Exercise brief
Copy each line of the entries that contains the word "this".

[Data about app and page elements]
:::::
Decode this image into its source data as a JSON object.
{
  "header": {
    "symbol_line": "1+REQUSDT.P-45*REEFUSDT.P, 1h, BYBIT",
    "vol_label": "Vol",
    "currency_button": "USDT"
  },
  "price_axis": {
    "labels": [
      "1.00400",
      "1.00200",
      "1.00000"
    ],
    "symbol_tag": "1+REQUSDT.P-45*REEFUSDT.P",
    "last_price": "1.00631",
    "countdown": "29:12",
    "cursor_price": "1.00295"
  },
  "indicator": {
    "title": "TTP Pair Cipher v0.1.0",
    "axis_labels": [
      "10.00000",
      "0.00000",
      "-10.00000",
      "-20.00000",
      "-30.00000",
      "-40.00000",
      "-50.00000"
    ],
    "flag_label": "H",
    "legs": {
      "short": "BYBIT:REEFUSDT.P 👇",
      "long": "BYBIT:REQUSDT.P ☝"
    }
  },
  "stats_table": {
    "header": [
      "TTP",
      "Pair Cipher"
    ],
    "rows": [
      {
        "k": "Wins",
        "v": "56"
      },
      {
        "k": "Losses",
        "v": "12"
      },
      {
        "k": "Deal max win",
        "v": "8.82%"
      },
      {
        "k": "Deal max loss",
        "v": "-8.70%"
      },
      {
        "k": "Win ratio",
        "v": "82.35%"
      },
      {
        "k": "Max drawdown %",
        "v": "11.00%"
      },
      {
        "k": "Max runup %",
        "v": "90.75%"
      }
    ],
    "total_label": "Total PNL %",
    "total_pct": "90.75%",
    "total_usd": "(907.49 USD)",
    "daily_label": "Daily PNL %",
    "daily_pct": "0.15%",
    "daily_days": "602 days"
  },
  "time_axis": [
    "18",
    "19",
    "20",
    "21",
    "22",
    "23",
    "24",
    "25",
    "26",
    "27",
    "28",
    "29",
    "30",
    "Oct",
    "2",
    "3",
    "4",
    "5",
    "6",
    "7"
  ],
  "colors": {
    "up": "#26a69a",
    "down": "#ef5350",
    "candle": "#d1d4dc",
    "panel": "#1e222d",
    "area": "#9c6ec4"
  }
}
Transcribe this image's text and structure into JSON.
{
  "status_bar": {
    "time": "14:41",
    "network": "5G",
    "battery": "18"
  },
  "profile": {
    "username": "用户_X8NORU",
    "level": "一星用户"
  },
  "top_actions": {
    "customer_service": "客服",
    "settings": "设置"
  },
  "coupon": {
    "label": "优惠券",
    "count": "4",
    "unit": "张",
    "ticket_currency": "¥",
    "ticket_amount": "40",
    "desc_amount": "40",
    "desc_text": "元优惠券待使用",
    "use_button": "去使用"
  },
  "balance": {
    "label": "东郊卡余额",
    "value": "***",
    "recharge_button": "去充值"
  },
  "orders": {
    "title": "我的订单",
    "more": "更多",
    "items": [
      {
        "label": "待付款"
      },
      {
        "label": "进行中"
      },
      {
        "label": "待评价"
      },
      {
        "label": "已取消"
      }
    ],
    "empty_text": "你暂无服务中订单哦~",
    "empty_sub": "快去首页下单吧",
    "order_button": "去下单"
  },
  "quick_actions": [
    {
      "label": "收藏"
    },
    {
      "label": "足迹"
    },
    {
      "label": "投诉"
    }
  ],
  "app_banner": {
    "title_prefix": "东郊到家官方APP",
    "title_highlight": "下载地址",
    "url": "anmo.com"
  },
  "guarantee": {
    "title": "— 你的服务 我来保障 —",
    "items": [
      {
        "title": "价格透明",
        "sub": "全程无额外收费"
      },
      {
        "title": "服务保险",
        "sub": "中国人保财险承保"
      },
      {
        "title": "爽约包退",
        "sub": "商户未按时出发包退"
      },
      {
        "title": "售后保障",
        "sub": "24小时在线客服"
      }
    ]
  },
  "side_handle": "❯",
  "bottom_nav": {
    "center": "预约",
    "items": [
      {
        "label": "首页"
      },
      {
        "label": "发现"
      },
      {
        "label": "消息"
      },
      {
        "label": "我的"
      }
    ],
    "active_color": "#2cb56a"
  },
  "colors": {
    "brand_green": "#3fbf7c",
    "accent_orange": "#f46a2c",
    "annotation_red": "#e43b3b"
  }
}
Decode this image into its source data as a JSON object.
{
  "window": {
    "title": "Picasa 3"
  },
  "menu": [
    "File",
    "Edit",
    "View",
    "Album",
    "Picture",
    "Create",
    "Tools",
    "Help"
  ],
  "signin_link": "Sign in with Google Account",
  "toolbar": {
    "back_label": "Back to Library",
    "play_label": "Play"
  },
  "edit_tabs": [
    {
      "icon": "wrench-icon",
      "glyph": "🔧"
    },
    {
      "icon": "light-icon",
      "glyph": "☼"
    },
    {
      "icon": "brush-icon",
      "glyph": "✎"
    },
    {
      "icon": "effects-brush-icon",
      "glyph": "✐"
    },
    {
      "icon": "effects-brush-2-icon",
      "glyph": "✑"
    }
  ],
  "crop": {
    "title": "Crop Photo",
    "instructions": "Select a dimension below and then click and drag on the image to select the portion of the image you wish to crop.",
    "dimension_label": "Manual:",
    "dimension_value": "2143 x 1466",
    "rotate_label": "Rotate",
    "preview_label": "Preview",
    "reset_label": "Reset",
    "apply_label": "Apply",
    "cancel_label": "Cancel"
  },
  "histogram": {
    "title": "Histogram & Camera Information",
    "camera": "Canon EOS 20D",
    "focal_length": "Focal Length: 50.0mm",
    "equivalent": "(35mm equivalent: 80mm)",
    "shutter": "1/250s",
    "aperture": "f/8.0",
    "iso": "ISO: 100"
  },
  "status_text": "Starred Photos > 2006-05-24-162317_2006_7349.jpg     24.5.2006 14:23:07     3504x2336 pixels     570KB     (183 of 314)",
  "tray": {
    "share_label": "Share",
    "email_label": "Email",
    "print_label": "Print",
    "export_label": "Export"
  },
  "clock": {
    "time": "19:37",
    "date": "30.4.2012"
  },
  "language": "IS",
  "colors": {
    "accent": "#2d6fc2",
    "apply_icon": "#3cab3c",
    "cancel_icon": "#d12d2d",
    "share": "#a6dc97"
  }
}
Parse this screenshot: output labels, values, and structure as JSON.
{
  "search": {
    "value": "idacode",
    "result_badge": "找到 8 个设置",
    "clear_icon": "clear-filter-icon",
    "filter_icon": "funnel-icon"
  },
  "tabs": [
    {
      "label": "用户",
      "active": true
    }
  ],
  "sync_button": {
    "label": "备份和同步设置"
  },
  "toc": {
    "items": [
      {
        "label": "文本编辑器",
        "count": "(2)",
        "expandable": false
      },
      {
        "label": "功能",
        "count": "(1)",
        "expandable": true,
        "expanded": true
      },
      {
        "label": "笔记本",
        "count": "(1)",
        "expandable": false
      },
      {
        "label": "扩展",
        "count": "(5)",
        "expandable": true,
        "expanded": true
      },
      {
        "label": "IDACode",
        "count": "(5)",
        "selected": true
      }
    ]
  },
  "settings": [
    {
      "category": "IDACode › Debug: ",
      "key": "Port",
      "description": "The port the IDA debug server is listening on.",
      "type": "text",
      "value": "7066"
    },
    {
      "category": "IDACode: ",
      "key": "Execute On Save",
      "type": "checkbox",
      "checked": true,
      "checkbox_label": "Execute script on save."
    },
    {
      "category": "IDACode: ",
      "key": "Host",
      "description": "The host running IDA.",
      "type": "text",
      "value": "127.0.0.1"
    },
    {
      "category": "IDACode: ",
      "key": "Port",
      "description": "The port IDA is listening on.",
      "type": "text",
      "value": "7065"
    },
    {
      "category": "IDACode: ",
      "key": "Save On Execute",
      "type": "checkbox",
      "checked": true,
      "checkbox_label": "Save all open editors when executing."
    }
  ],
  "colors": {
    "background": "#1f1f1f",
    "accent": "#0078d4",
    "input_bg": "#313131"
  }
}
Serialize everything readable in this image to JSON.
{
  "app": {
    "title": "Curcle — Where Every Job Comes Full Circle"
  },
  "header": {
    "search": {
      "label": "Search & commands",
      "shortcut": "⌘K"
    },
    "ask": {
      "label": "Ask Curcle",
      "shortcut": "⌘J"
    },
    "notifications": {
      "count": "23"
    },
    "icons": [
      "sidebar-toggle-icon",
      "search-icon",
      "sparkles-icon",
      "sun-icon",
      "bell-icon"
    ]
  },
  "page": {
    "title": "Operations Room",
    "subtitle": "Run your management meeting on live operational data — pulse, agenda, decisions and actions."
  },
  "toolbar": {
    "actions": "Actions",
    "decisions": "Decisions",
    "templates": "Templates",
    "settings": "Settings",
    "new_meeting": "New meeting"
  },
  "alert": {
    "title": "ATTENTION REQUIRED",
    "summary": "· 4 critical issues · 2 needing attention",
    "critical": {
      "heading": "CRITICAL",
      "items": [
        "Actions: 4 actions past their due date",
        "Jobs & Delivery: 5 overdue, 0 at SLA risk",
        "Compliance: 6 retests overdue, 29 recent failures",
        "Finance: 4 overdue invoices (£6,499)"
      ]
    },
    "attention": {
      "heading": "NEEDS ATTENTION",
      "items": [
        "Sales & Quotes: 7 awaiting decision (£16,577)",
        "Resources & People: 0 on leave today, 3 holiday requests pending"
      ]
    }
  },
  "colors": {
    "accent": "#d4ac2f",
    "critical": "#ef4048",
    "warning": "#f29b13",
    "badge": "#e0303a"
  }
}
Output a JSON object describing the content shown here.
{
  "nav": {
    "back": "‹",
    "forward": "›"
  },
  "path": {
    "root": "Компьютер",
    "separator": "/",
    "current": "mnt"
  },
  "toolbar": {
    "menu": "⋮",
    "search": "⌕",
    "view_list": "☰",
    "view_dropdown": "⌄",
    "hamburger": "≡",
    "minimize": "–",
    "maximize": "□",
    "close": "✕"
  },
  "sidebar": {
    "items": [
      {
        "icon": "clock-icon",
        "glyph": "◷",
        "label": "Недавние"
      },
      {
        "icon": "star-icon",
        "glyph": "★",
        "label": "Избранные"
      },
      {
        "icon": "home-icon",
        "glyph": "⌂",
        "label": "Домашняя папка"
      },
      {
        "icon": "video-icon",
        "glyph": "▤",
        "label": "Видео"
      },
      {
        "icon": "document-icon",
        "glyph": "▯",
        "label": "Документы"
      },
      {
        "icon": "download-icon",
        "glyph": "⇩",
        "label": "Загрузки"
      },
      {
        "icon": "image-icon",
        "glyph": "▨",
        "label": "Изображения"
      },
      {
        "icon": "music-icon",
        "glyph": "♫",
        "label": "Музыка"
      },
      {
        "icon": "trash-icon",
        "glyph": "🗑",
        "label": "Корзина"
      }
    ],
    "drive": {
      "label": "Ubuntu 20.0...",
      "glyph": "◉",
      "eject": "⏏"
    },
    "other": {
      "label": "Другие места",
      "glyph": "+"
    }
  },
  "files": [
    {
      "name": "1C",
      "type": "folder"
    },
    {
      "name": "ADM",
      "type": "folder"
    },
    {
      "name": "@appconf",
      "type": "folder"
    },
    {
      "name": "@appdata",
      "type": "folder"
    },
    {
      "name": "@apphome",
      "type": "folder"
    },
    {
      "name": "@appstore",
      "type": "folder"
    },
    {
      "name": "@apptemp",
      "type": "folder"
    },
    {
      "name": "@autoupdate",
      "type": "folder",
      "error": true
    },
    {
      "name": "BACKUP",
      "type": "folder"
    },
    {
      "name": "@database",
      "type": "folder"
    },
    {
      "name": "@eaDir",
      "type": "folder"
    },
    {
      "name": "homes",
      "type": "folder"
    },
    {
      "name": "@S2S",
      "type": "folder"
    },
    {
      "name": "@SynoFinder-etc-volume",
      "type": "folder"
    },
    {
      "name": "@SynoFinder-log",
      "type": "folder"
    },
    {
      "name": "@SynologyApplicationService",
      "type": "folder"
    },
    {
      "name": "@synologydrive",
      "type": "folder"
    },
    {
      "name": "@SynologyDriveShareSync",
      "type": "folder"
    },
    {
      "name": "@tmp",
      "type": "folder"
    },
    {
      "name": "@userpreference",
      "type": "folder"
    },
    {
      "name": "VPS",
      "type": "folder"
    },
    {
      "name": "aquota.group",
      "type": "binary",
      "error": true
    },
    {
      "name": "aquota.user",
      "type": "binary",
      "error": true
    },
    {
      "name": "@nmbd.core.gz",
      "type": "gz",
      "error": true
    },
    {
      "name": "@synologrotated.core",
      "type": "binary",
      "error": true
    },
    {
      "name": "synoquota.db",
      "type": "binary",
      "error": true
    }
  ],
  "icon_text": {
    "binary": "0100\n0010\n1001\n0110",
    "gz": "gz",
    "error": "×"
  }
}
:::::
Task solution
Decode this image into its source data as a JSON object.
Transcribe this image's text and structure into JSON.
Decode this image into its source data as a JSON object.
Parse this screenshot: output labels, values, and structure as JSON.
Serialize everything readable in this image to JSON.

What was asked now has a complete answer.